### What this task involves
Reading through the lines below, count those that include the string "were"; the answer is that number and nothing else.

### Material provided
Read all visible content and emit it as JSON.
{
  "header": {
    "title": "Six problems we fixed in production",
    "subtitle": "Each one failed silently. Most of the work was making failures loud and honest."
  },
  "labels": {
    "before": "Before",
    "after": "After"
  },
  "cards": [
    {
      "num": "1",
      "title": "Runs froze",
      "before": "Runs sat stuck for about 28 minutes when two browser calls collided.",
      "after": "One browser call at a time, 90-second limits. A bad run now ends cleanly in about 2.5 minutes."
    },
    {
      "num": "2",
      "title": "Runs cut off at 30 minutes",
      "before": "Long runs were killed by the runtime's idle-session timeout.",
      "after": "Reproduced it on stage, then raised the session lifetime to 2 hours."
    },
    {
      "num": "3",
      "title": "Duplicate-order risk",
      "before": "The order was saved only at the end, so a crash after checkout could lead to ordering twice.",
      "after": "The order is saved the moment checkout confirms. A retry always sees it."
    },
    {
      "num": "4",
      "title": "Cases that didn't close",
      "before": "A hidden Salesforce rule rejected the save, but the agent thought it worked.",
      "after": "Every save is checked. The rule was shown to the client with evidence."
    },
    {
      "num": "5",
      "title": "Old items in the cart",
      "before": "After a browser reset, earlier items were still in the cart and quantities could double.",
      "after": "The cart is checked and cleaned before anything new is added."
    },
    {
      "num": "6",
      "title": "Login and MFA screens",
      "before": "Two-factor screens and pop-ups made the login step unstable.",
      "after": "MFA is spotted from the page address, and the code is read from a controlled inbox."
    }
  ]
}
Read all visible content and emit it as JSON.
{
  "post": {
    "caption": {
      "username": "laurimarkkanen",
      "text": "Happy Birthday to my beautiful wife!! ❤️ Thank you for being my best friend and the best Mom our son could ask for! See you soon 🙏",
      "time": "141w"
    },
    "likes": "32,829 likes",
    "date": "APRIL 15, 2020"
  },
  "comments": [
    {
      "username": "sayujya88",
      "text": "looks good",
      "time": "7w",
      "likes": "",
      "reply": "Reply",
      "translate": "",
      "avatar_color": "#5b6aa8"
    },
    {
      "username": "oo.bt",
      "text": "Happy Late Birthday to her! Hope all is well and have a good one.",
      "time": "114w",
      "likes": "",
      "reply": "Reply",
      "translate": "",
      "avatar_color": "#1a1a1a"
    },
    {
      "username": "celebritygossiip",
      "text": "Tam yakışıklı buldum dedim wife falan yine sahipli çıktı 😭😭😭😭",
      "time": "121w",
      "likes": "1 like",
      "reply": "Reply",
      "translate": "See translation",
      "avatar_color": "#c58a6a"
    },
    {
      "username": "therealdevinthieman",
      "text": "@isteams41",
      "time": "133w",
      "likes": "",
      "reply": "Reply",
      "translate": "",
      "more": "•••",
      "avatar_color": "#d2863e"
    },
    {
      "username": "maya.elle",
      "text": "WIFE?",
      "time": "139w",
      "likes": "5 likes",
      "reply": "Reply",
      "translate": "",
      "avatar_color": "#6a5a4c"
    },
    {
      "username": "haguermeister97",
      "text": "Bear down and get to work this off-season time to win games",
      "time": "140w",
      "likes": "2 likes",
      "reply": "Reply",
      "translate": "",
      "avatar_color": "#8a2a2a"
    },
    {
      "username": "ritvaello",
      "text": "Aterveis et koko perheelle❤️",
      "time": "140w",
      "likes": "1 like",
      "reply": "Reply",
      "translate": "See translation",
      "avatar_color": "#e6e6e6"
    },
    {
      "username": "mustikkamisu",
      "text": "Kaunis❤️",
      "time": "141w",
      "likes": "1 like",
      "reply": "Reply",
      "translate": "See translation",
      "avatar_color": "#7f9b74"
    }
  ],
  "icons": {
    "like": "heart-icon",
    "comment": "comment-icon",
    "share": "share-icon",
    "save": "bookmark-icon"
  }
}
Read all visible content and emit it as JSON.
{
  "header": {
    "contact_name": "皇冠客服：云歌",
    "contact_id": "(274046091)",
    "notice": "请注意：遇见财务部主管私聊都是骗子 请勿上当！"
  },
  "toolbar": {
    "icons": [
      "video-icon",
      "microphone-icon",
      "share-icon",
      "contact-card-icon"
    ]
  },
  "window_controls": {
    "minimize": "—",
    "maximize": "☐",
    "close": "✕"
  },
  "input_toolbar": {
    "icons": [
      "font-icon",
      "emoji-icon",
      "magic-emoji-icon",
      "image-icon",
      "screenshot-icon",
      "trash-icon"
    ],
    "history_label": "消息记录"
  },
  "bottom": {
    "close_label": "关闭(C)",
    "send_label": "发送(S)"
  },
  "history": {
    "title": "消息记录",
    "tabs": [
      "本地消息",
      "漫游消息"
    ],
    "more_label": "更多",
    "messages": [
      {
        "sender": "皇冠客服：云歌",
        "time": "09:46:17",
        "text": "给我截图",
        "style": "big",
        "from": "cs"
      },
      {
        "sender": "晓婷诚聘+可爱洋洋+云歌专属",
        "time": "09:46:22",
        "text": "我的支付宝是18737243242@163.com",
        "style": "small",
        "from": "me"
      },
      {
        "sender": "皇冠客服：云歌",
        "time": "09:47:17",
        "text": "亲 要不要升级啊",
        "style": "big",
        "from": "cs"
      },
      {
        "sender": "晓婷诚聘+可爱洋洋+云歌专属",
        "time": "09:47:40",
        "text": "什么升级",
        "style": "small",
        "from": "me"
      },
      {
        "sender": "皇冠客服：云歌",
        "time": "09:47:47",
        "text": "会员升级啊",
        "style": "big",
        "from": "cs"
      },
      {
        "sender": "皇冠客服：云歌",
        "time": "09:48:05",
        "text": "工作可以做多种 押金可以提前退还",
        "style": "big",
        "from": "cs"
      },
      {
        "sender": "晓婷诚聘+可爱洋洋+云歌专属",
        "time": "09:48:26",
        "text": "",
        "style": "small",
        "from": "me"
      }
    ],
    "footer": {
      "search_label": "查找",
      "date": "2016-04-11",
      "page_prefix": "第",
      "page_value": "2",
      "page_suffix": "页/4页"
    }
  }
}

### Written answer
2